Since then, we’ve explored the use of Iris to a wide range of programming languages and programs, and also a wider range of properties, ranging from functional correctness to robust safety for capability machines, and to relational models for non-interference and other projects. This has been made possible in part by a generous grant from the Villum Foundation here in Denmark.

How do you see this research area developing in the future?

I think there are many interesting directions, some of which we’re going to investigate in the ERC grant that I have recently received. It is called CHORDS (Compositional Higher Order Reasoning about Distributed Systems), and the aim is basically to explore the use of extensions of Iris to reasoning about distributed systems.

Broadly speaking, we’ll focus on three topics. One is on safety properties of distributed systems. For example, implementations of distributed key-value stores or distributed transactions. Another focus is on liveness properties, and the third one is security properties. The latter one will involve some reasoning about probabilistic program properties.

Could you provide us with a preview of your invited talk at ETAPS 2024?

As I alluded to earlier, one of the cool things with Iris is that you can also use it to develop relational higher order separation logics. These have been quite useful for reasoning about relational problems such as contextual refinement and non-interference, formalized in Iris and Coq. In the talk, I’ll try to present some of our recent work on extending this approach to probabilistic higher order programs. I will introduce two new probabilistic relational logics called Clutch and Caliper, which can be used to reason about contextual refinement and almost-sure termination for probabilistic higher-order programs. In particular, I’ll try to emphasize how one can make use of some ideas from separation logic to make the reasoning simpler and go beyond what one could do with earlier proposals. The way we’re thinking of this in the context of the ERC project is that these are the first steps of how to extend some of our techniques to probabilistic languages.

How easy is it for you to pique the interest of young students in this research field? Additionally, what advice would you offer someone who is just beginning in this area?

I don’t think it has ever been easy to attract people to work in this field. The young students have very many good and interesting opportunities. We have been lucky to attract students from around the world, and in the group we do our best to help them get a good start, and we try to foster a collaborative and supportive research environment.

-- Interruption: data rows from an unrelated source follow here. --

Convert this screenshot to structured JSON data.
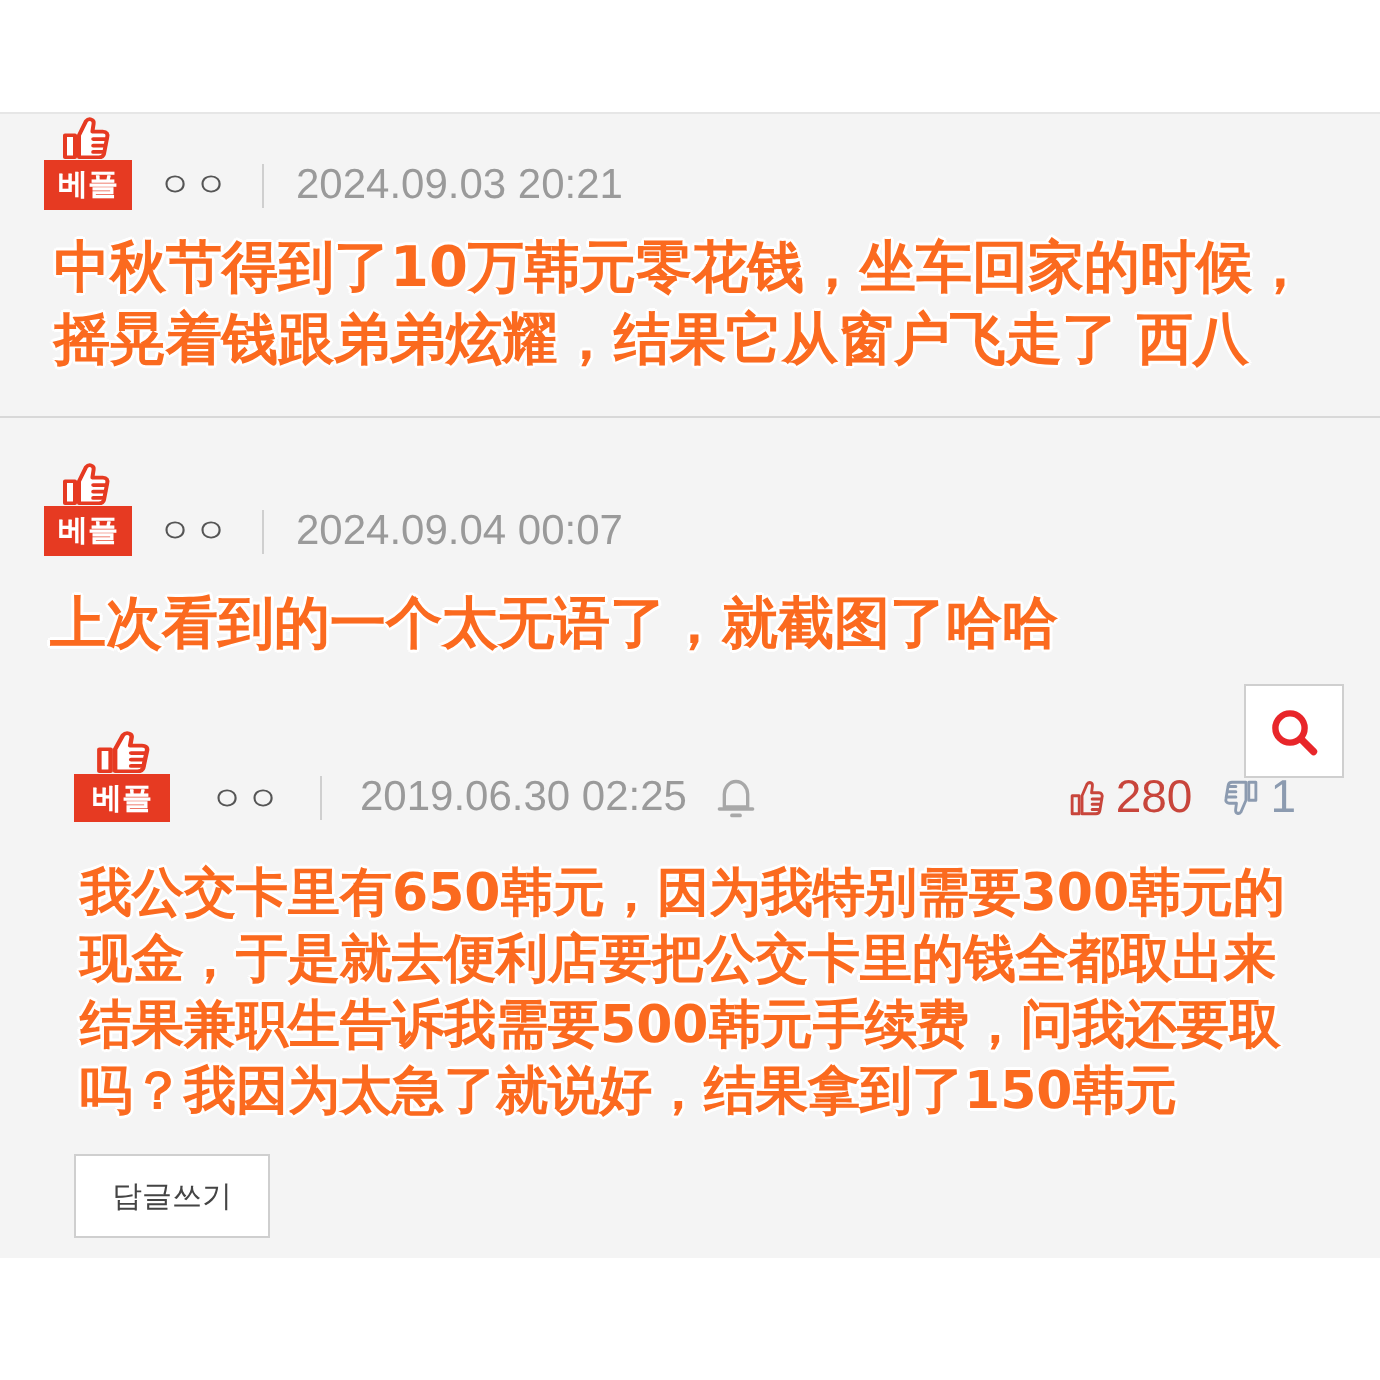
{
  "comments": [
    {
      "badge": "베플",
      "author": "ㅇㅇ",
      "date": "2024.09.03 20:21",
      "caption_lines": [
        "中秋节得到了10万韩元零花钱，坐车回家的时候，",
        "摇晃着钱跟弟弟炫耀，结果它从窗户飞走了 西八"
      ]
    },
    {
      "badge": "베플",
      "author": "ㅇㅇ",
      "date": "2024.09.04 00:07",
      "caption_lines": [
        "上次看到的一个太无语了，就截图了哈哈"
      ],
      "screenshot": {
        "badge": "베플",
        "author": "ㅇㅇ",
        "date": "2019.06.30 02:25",
        "likes": "280",
        "dislikes": "1",
        "caption_lines": [
          "我公交卡里有650韩元，因为我特别需要300韩元的",
          "现金，于是就去便利店要把公交卡里的钱全都取出来",
          "结果兼职生告诉我需要500韩元手续费，问我还要取",
          "吗？我因为太急了就说好，结果拿到了150韩元"
        ],
        "reply_button": "답글쓰기"
      }
    }
  ]
}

I don’t think that there is just one piece of advice we give young students, this all depends on the individuals' background etc. I guess one thing we try to emphasize is that one shouldn’t be afraid of trying to address some difficult case studies and to learn something new in that process. I think one thing we’ve managed to do in my group is to explore a number of different new directions; we hope in that process that we can learn something new and contribute a bit to the field.

To what extent do you collaborate with industry as part of your ERC grant?

Some of our sub-projects have some interest from the industry. We have been using Iris for verifying properties of the so-called capability systems, which are a new kind of hardware systems. That has a lot of interest from Arm, for example, who has ongoing collaborations with the CHERI group in Cambridge. One can say that the group in Cambridge is a bit more on the practical end of the capability research work—e.g., they explore how to use capabilities for practical operating systems. We are trying to develop some of the theory, which allows one to prove that capabilities can enforce certain security guarantees. We also try to use Iris for verifying some other low-level systems like hypervisors. Some of this work has been done in a project together with several other international groups, and that’s been supported by Google. I have also received a faculty award from Amazon; they have supported our work on distributed systems.

Whom would you like to see interviewed on the ETAPS blog in the future?

There are many good candidates; I think that Amal Ahmed and Stephanie Weirich, for instance, would be good candidates.